Dancers trooped through St Paul's Cathedral, climbing on stage and arranging themselves into the ethereal groupings of Les Sylphides. In conventional theatres, that preparation is hidden by curtains. Here, it was part of the show, like the summer evening light and the glitter of the cathedral's mosaic ceiling.
The setting is magnificent, though not without drawbacks. The Orchestra of English National Ballet were seated under the dome, with a raised stage behind them. You swap sightlines for atmosphere: this isn't a great venue for watching footwork. The music boomed and swirled in the echoing stone space. The dancers projected confidently, even without the focusing help of a proscenium arch.
English National Ballet ended its season with this programme, part of the City of London Festival. It was also a farewell for Agnes Oaks and Thomas Edur, ENB's much-loved leading couple since 1990. They're returning to their native Estonia, where Edur will direct the National Opera Ballet. Both danced in Les Sylphides, while Edur also choreographed the new Silent Monologues. Danced to music by Heino Eller and other Estonian composers, Silent Monologues fit with the Festival's 60° North theme, linking countries on that line of latitude. Three couples went from a floaty group dance to angsty duets and solos. A woman climbed up a man as he sank to the floor, both struggling with gravity. The final movement, danced to organ music, ended with all six dancers kneeling in prayer, their worries unsolved.
Silent Monologues is an occasion piece, created for this space and these dancers. Though Edur's choreography isn't particularly individual, it's fluent and confident. It gained force from its surroundings: people wrestling with their consciences in a cathedral. The performances were committed.

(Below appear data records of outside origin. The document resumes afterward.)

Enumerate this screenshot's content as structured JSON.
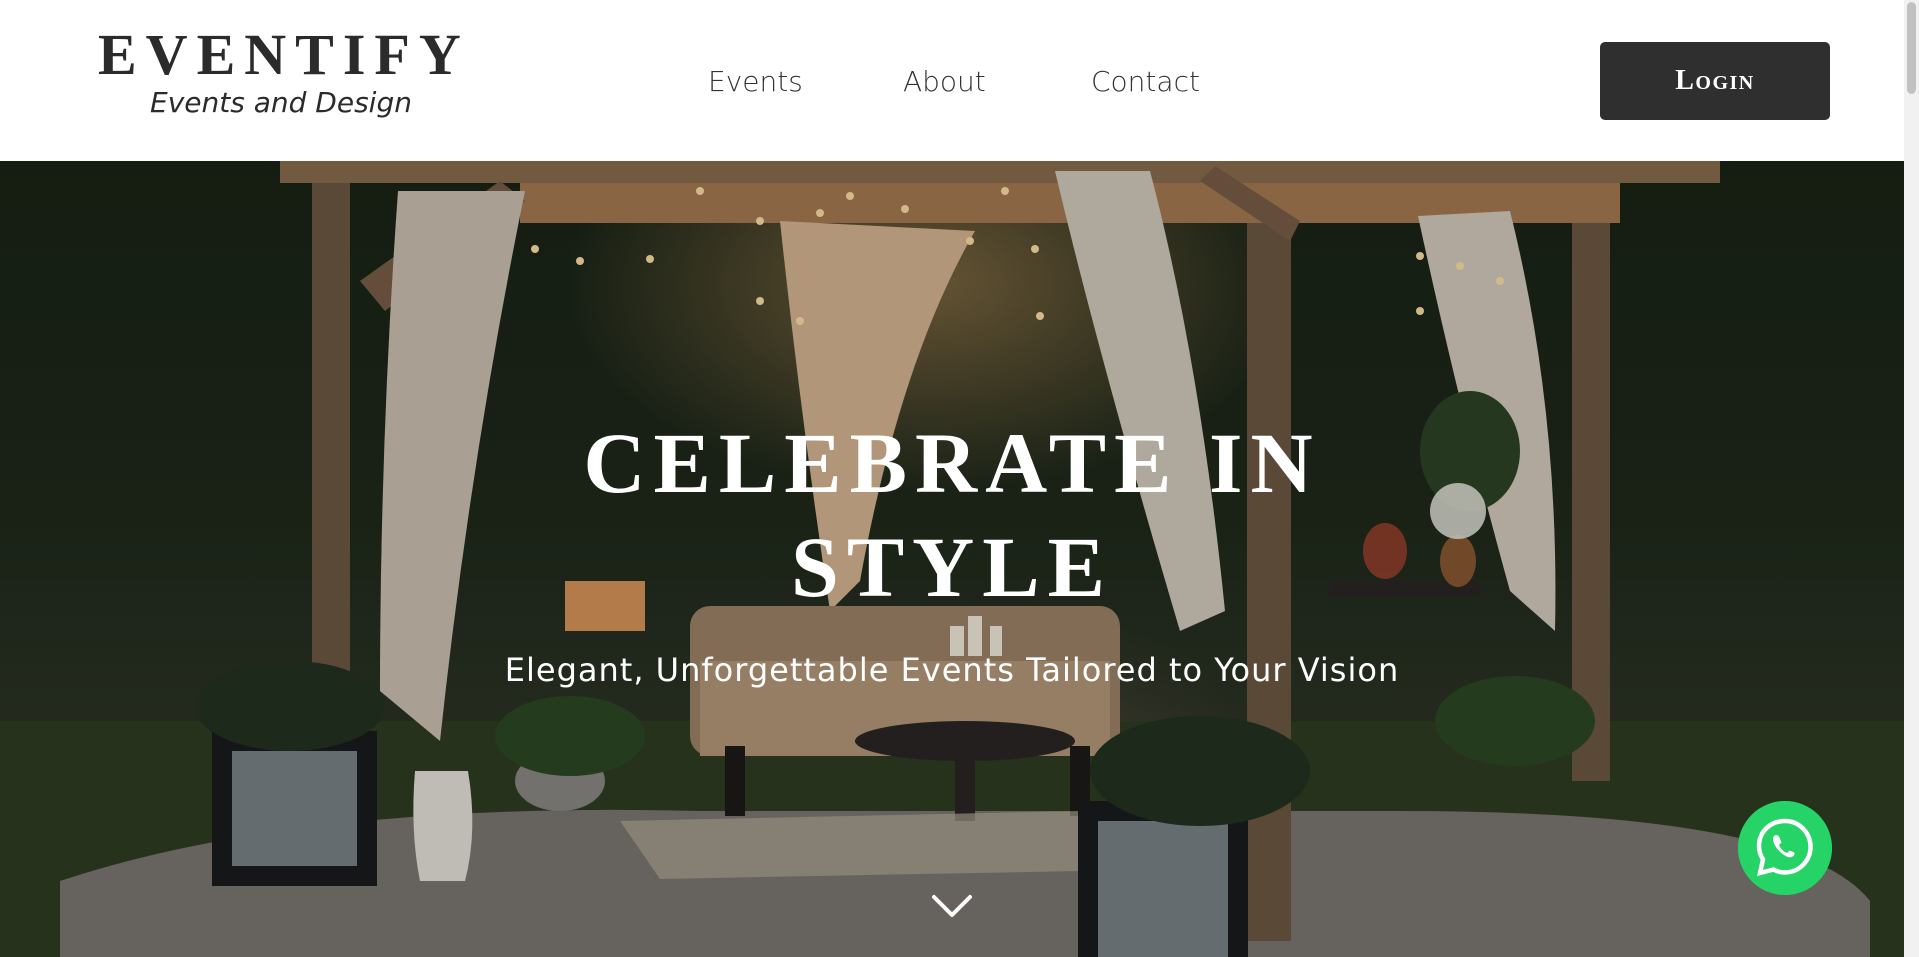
{
  "brand": {
    "title": "EVENTIFY",
    "tagline": "Events and Design"
  },
  "nav": {
    "items": [
      {
        "label": "Events"
      },
      {
        "label": "About"
      },
      {
        "label": "Contact"
      }
    ],
    "login_label": "Login"
  },
  "hero": {
    "title_line1": "CELEBRATE IN",
    "title_line2": "STYLE",
    "subtitle": "Elegant, Unforgettable Events Tailored to Your Vision"
  },
  "icons": {
    "scroll_down": "chevron-down-icon",
    "chat": "whatsapp-icon"
  },
  "colors": {
    "header_bg": "#ffffff",
    "brand_text": "#2b2b2b",
    "login_bg": "#2f2f2f",
    "hero_text": "#ffffff",
    "whatsapp": "#25d366"
  }
}
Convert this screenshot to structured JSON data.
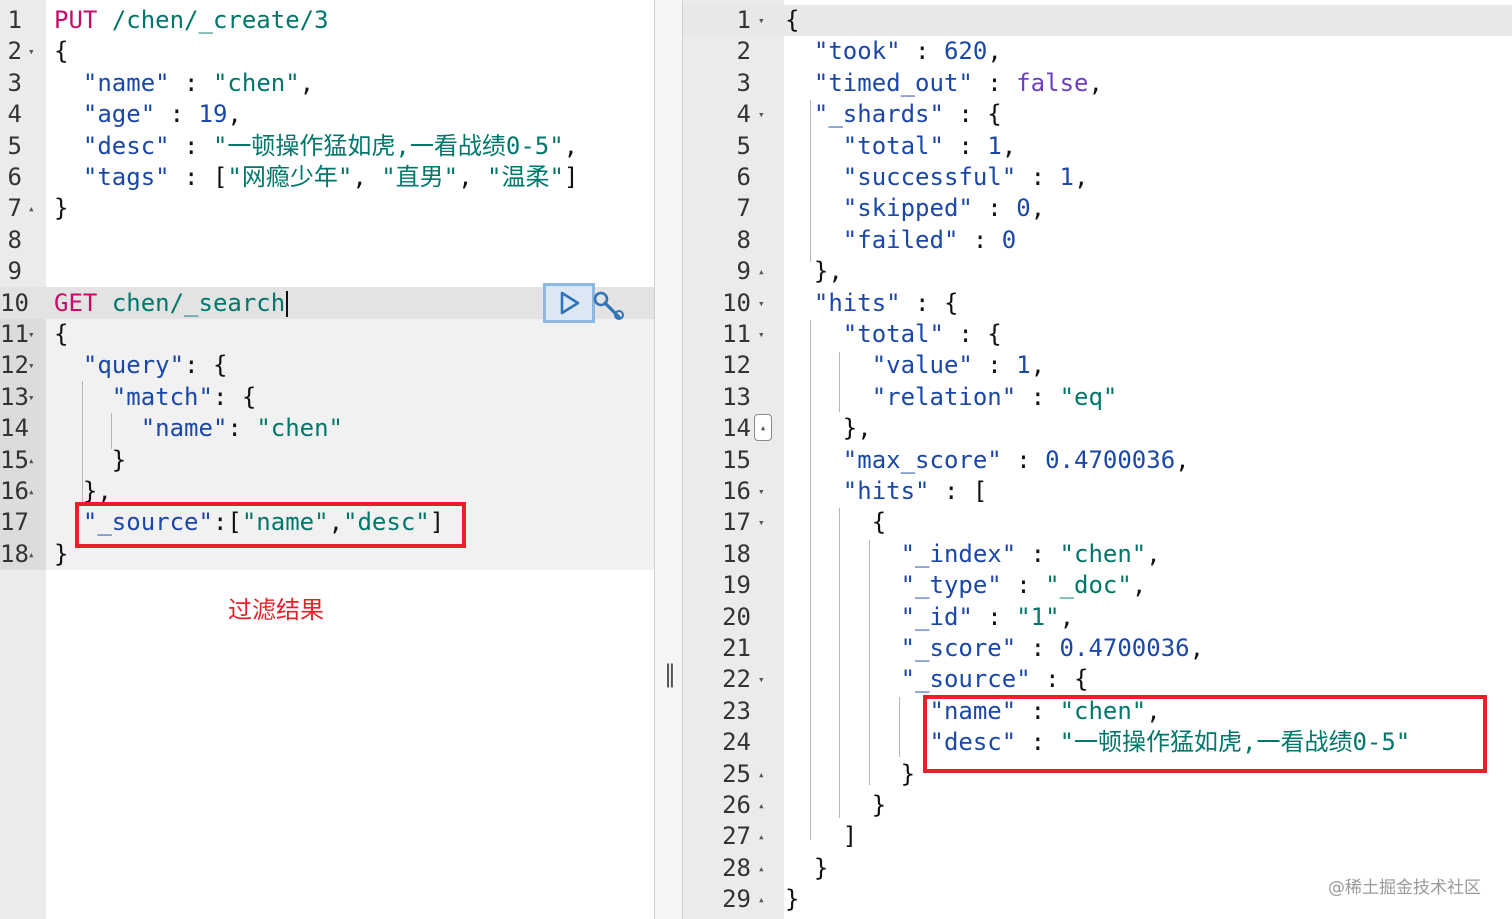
{
  "left_editor": {
    "lines": [
      {
        "ln": "1",
        "fold": "",
        "parts": [
          [
            "method",
            "PUT"
          ],
          [
            "p",
            " "
          ],
          [
            "url",
            "/chen/_create/3"
          ]
        ]
      },
      {
        "ln": "2",
        "fold": "▾",
        "parts": [
          [
            "p",
            "{"
          ]
        ]
      },
      {
        "ln": "3",
        "fold": "",
        "parts": [
          [
            "p",
            "  "
          ],
          [
            "key",
            "\"name\""
          ],
          [
            "p",
            " : "
          ],
          [
            "str",
            "\"chen\""
          ],
          [
            "p",
            ","
          ]
        ]
      },
      {
        "ln": "4",
        "fold": "",
        "parts": [
          [
            "p",
            "  "
          ],
          [
            "key",
            "\"age\""
          ],
          [
            "p",
            " : "
          ],
          [
            "num",
            "19"
          ],
          [
            "p",
            ","
          ]
        ]
      },
      {
        "ln": "5",
        "fold": "",
        "parts": [
          [
            "p",
            "  "
          ],
          [
            "key",
            "\"desc\""
          ],
          [
            "p",
            " : "
          ],
          [
            "str",
            "\"一顿操作猛如虎,一看战绩0-5\""
          ],
          [
            "p",
            ","
          ]
        ]
      },
      {
        "ln": "6",
        "fold": "",
        "parts": [
          [
            "p",
            "  "
          ],
          [
            "key",
            "\"tags\""
          ],
          [
            "p",
            " : ["
          ],
          [
            "str",
            "\"网瘾少年\""
          ],
          [
            "p",
            ", "
          ],
          [
            "str",
            "\"直男\""
          ],
          [
            "p",
            ", "
          ],
          [
            "str",
            "\"温柔\""
          ],
          [
            "p",
            "]"
          ]
        ]
      },
      {
        "ln": "7",
        "fold": "▴",
        "parts": [
          [
            "p",
            "}"
          ]
        ]
      },
      {
        "ln": "8",
        "fold": "",
        "parts": []
      },
      {
        "ln": "9",
        "fold": "",
        "parts": []
      },
      {
        "ln": "10",
        "fold": "",
        "parts": [
          [
            "method",
            "GET"
          ],
          [
            "p",
            " "
          ],
          [
            "url",
            "chen/_search"
          ]
        ]
      },
      {
        "ln": "11",
        "fold": "▾",
        "parts": [
          [
            "p",
            "{"
          ]
        ]
      },
      {
        "ln": "12",
        "fold": "▾",
        "parts": [
          [
            "p",
            "  "
          ],
          [
            "key",
            "\"query\""
          ],
          [
            "p",
            ": {"
          ]
        ]
      },
      {
        "ln": "13",
        "fold": "▾",
        "parts": [
          [
            "p",
            "    "
          ],
          [
            "key",
            "\"match\""
          ],
          [
            "p",
            ": {"
          ]
        ]
      },
      {
        "ln": "14",
        "fold": "",
        "parts": [
          [
            "p",
            "      "
          ],
          [
            "key",
            "\"name\""
          ],
          [
            "p",
            ": "
          ],
          [
            "str",
            "\"chen\""
          ]
        ]
      },
      {
        "ln": "15",
        "fold": "▴",
        "parts": [
          [
            "p",
            "    }"
          ]
        ]
      },
      {
        "ln": "16",
        "fold": "▴",
        "parts": [
          [
            "p",
            "  },"
          ]
        ]
      },
      {
        "ln": "17",
        "fold": "",
        "parts": [
          [
            "p",
            "  "
          ],
          [
            "key",
            "\"_source\""
          ],
          [
            "p",
            ":["
          ],
          [
            "str",
            "\"name\""
          ],
          [
            "p",
            ","
          ],
          [
            "str",
            "\"desc\""
          ],
          [
            "p",
            "]"
          ]
        ]
      },
      {
        "ln": "18",
        "fold": "▴",
        "parts": [
          [
            "p",
            "}"
          ]
        ]
      }
    ]
  },
  "right_editor": {
    "lines": [
      {
        "ln": "1",
        "fold": "▾",
        "parts": [
          [
            "p",
            "{"
          ]
        ]
      },
      {
        "ln": "2",
        "fold": "",
        "parts": [
          [
            "p",
            "  "
          ],
          [
            "key",
            "\"took\""
          ],
          [
            "p",
            " : "
          ],
          [
            "num",
            "620"
          ],
          [
            "p",
            ","
          ]
        ]
      },
      {
        "ln": "3",
        "fold": "",
        "parts": [
          [
            "p",
            "  "
          ],
          [
            "key",
            "\"timed_out\""
          ],
          [
            "p",
            " : "
          ],
          [
            "kw",
            "false"
          ],
          [
            "p",
            ","
          ]
        ]
      },
      {
        "ln": "4",
        "fold": "▾",
        "parts": [
          [
            "p",
            "  "
          ],
          [
            "key",
            "\"_shards\""
          ],
          [
            "p",
            " : {"
          ]
        ]
      },
      {
        "ln": "5",
        "fold": "",
        "parts": [
          [
            "p",
            "    "
          ],
          [
            "key",
            "\"total\""
          ],
          [
            "p",
            " : "
          ],
          [
            "num",
            "1"
          ],
          [
            "p",
            ","
          ]
        ]
      },
      {
        "ln": "6",
        "fold": "",
        "parts": [
          [
            "p",
            "    "
          ],
          [
            "key",
            "\"successful\""
          ],
          [
            "p",
            " : "
          ],
          [
            "num",
            "1"
          ],
          [
            "p",
            ","
          ]
        ]
      },
      {
        "ln": "7",
        "fold": "",
        "parts": [
          [
            "p",
            "    "
          ],
          [
            "key",
            "\"skipped\""
          ],
          [
            "p",
            " : "
          ],
          [
            "num",
            "0"
          ],
          [
            "p",
            ","
          ]
        ]
      },
      {
        "ln": "8",
        "fold": "",
        "parts": [
          [
            "p",
            "    "
          ],
          [
            "key",
            "\"failed\""
          ],
          [
            "p",
            " : "
          ],
          [
            "num",
            "0"
          ]
        ]
      },
      {
        "ln": "9",
        "fold": "▴",
        "parts": [
          [
            "p",
            "  },"
          ]
        ]
      },
      {
        "ln": "10",
        "fold": "▾",
        "parts": [
          [
            "p",
            "  "
          ],
          [
            "key",
            "\"hits\""
          ],
          [
            "p",
            " : {"
          ]
        ]
      },
      {
        "ln": "11",
        "fold": "▾",
        "parts": [
          [
            "p",
            "    "
          ],
          [
            "key",
            "\"total\""
          ],
          [
            "p",
            " : {"
          ]
        ]
      },
      {
        "ln": "12",
        "fold": "",
        "parts": [
          [
            "p",
            "      "
          ],
          [
            "key",
            "\"value\""
          ],
          [
            "p",
            " : "
          ],
          [
            "num",
            "1"
          ],
          [
            "p",
            ","
          ]
        ]
      },
      {
        "ln": "13",
        "fold": "",
        "parts": [
          [
            "p",
            "      "
          ],
          [
            "key",
            "\"relation\""
          ],
          [
            "p",
            " : "
          ],
          [
            "str",
            "\"eq\""
          ]
        ]
      },
      {
        "ln": "14",
        "fold": "",
        "parts": [
          [
            "p",
            "    },"
          ]
        ]
      },
      {
        "ln": "15",
        "fold": "",
        "parts": [
          [
            "p",
            "    "
          ],
          [
            "key",
            "\"max_score\""
          ],
          [
            "p",
            " : "
          ],
          [
            "num",
            "0.4700036"
          ],
          [
            "p",
            ","
          ]
        ]
      },
      {
        "ln": "16",
        "fold": "▾",
        "parts": [
          [
            "p",
            "    "
          ],
          [
            "key",
            "\"hits\""
          ],
          [
            "p",
            " : ["
          ]
        ]
      },
      {
        "ln": "17",
        "fold": "▾",
        "parts": [
          [
            "p",
            "      {"
          ]
        ]
      },
      {
        "ln": "18",
        "fold": "",
        "parts": [
          [
            "p",
            "        "
          ],
          [
            "key",
            "\"_index\""
          ],
          [
            "p",
            " : "
          ],
          [
            "str",
            "\"chen\""
          ],
          [
            "p",
            ","
          ]
        ]
      },
      {
        "ln": "19",
        "fold": "",
        "parts": [
          [
            "p",
            "        "
          ],
          [
            "key",
            "\"_type\""
          ],
          [
            "p",
            " : "
          ],
          [
            "str",
            "\"_doc\""
          ],
          [
            "p",
            ","
          ]
        ]
      },
      {
        "ln": "20",
        "fold": "",
        "parts": [
          [
            "p",
            "        "
          ],
          [
            "key",
            "\"_id\""
          ],
          [
            "p",
            " : "
          ],
          [
            "str",
            "\"1\""
          ],
          [
            "p",
            ","
          ]
        ]
      },
      {
        "ln": "21",
        "fold": "",
        "parts": [
          [
            "p",
            "        "
          ],
          [
            "key",
            "\"_score\""
          ],
          [
            "p",
            " : "
          ],
          [
            "num",
            "0.4700036"
          ],
          [
            "p",
            ","
          ]
        ]
      },
      {
        "ln": "22",
        "fold": "▾",
        "parts": [
          [
            "p",
            "        "
          ],
          [
            "key",
            "\"_source\""
          ],
          [
            "p",
            " : {"
          ]
        ]
      },
      {
        "ln": "23",
        "fold": "",
        "parts": [
          [
            "p",
            "          "
          ],
          [
            "key",
            "\"name\""
          ],
          [
            "p",
            " : "
          ],
          [
            "str",
            "\"chen\""
          ],
          [
            "p",
            ","
          ]
        ]
      },
      {
        "ln": "24",
        "fold": "",
        "parts": [
          [
            "p",
            "          "
          ],
          [
            "key",
            "\"desc\""
          ],
          [
            "p",
            " : "
          ],
          [
            "str",
            "\"一顿操作猛如虎,一看战绩0-5\""
          ]
        ]
      },
      {
        "ln": "25",
        "fold": "▴",
        "parts": [
          [
            "p",
            "        }"
          ]
        ]
      },
      {
        "ln": "26",
        "fold": "▴",
        "parts": [
          [
            "p",
            "      }"
          ]
        ]
      },
      {
        "ln": "27",
        "fold": "▴",
        "parts": [
          [
            "p",
            "    ]"
          ]
        ]
      },
      {
        "ln": "28",
        "fold": "▴",
        "parts": [
          [
            "p",
            "  }"
          ]
        ]
      },
      {
        "ln": "29",
        "fold": "▴",
        "parts": [
          [
            "p",
            "}"
          ]
        ]
      }
    ]
  },
  "annotation_text": "过滤结果",
  "watermark_text": "@稀土掘金技术社区",
  "icons": {
    "run": "play-icon",
    "settings": "wrench-icon",
    "divider": "resize-grip-icon",
    "fold_open": "fold-open-icon",
    "fold_close": "fold-close-icon"
  },
  "colors": {
    "method": "#c80a68",
    "string": "#00776a",
    "key": "#1a47a8",
    "highlight_box": "#e8202a"
  }
}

Elsewhere in the programme, Elena Glurdjidze danced a thoughtful Dying Swan. She was still stuck with the unflattering tutu ENB commissioned from Karl Lagerfeld, but at least it lost the awful feathered ruff. Glurdjidze carries her head well, neck stretched: it was good to be able to see it.
The cathedral acoustic really worked for Peter Maxwell Davies' "Orkney Wedding, with Sunrise", an orchestral interlude. ENB's orchestra can't have many chances to play concert music: they seized on this, with exuberance.
Oaks and Edur, loyal company dancers, ended their ENB careers with an ensemble work, Les Sylphides: sensitive classical dancing rather than fireworks. Moving from its usual forest glade to St Paul's, the ballet kept its sense of mood. The corps were softly assured, framing the soloists with delicate patterns. Crystal Costa and Erina Takahashi made deft, stylish sylphs.
Edur is a princely classical dancer, yearning with lucid romanticism. His jumps are still high, his landings steady, his partnering immaculate. Oaks dances with gentle authority. She's light and quick, presenting Fokine's steps so clearly that she became ethereal. The sylphs grouped and regrouped around them: a fine farewell.